> [Excerpts from an interface dataset]
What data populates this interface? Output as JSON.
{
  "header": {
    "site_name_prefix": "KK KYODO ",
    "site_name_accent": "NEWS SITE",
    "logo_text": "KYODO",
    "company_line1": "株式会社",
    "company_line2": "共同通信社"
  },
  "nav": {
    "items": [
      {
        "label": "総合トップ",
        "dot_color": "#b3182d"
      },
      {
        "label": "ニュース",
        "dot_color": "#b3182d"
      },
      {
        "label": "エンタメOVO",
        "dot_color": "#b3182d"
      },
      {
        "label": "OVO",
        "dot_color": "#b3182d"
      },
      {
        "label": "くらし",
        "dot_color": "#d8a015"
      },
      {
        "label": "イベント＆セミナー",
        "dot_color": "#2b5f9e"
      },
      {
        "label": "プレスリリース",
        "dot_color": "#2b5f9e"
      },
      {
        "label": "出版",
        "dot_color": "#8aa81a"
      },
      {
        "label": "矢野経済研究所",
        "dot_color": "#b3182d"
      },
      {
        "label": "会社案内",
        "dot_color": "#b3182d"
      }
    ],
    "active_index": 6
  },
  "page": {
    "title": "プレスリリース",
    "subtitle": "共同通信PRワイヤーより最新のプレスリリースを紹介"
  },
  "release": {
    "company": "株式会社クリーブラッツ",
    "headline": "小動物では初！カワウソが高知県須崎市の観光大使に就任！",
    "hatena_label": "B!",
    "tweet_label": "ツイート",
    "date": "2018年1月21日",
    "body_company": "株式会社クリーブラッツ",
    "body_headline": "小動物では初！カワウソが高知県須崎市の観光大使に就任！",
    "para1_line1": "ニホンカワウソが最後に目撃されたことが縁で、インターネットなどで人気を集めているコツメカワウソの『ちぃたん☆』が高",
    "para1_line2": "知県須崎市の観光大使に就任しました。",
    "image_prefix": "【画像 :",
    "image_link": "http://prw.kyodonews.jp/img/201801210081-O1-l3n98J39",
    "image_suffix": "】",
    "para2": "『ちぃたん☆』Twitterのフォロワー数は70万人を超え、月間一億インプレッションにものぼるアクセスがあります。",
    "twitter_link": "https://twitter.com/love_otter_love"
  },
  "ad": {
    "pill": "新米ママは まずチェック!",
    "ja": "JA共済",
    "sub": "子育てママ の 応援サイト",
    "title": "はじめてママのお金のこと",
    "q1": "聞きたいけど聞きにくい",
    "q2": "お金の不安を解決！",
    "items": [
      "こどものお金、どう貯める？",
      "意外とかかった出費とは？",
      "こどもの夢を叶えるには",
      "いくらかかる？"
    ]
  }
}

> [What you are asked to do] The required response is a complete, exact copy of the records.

> [Exercise output]
What data populates this interface? Output as JSON.
{
  "header": {
    "site_name_prefix": "KK KYODO ",
    "site_name_accent": "NEWS SITE",
    "logo_text": "KYODO",
    "company_line1": "株式会社",
    "company_line2": "共同通信社"
  },
  "nav": {
    "items": [
      {
        "label": "総合トップ",
        "dot_color": "#b3182d"
      },
      {
        "label": "ニュース",
        "dot_color": "#b3182d"
      },
      {
        "label": "エンタメOVO",
        "dot_color": "#b3182d"
      },
      {
        "label": "OVO",
        "dot_color": "#b3182d"
      },
      {
        "label": "くらし",
        "dot_color": "#d8a015"
      },
      {
        "label": "イベント＆セミナー",
        "dot_color": "#2b5f9e"
      },
      {
        "label": "プレスリリース",
        "dot_color": "#2b5f9e"
      },
      {
        "label": "出版",
        "dot_color": "#8aa81a"
      },
      {
        "label": "矢野経済研究所",
        "dot_color": "#b3182d"
      },
      {
        "label": "会社案内",
        "dot_color": "#b3182d"
      }
    ],
    "active_index": 6
  },
  "page": {
    "title": "プレスリリース",
    "subtitle": "共同通信PRワイヤーより最新のプレスリリースを紹介"
  },
  "release": {
    "company": "株式会社クリーブラッツ",
    "headline": "小動物では初！カワウソが高知県須崎市の観光大使に就任！",
    "hatena_label": "B!",
    "tweet_label": "ツイート",
    "date": "2018年1月21日",
    "body_company": "株式会社クリーブラッツ",
    "body_headline": "小動物では初！カワウソが高知県須崎市の観光大使に就任！",
    "para1_line1": "ニホンカワウソが最後に目撃されたことが縁で、インターネットなどで人気を集めているコツメカワウソの『ちぃたん☆』が高",
    "para1_line2": "知県須崎市の観光大使に就任しました。",
    "image_prefix": "【画像 :",
    "image_link": "http://prw.kyodonews.jp/img/201801210081-O1-l3n98J39",
    "image_suffix": "】",
    "para2": "『ちぃたん☆』Twitterのフォロワー数は70万人を超え、月間一億インプレッションにものぼるアクセスがあります。",
    "twitter_link": "https://twitter.com/love_otter_love"
  },
  "ad": {
    "pill": "新米ママは まずチェック!",
    "ja": "JA共済",
    "sub": "子育てママ の 応援サイト",
    "title": "はじめてママのお金のこと",
    "q1": "聞きたいけど聞きにくい",
    "q2": "お金の不安を解決！",
    "items": [
      "こどものお金、どう貯める？",
      "意外とかかった出費とは？",
      "こどもの夢を叶えるには",
      "いくらかかる？"
    ]
  }
}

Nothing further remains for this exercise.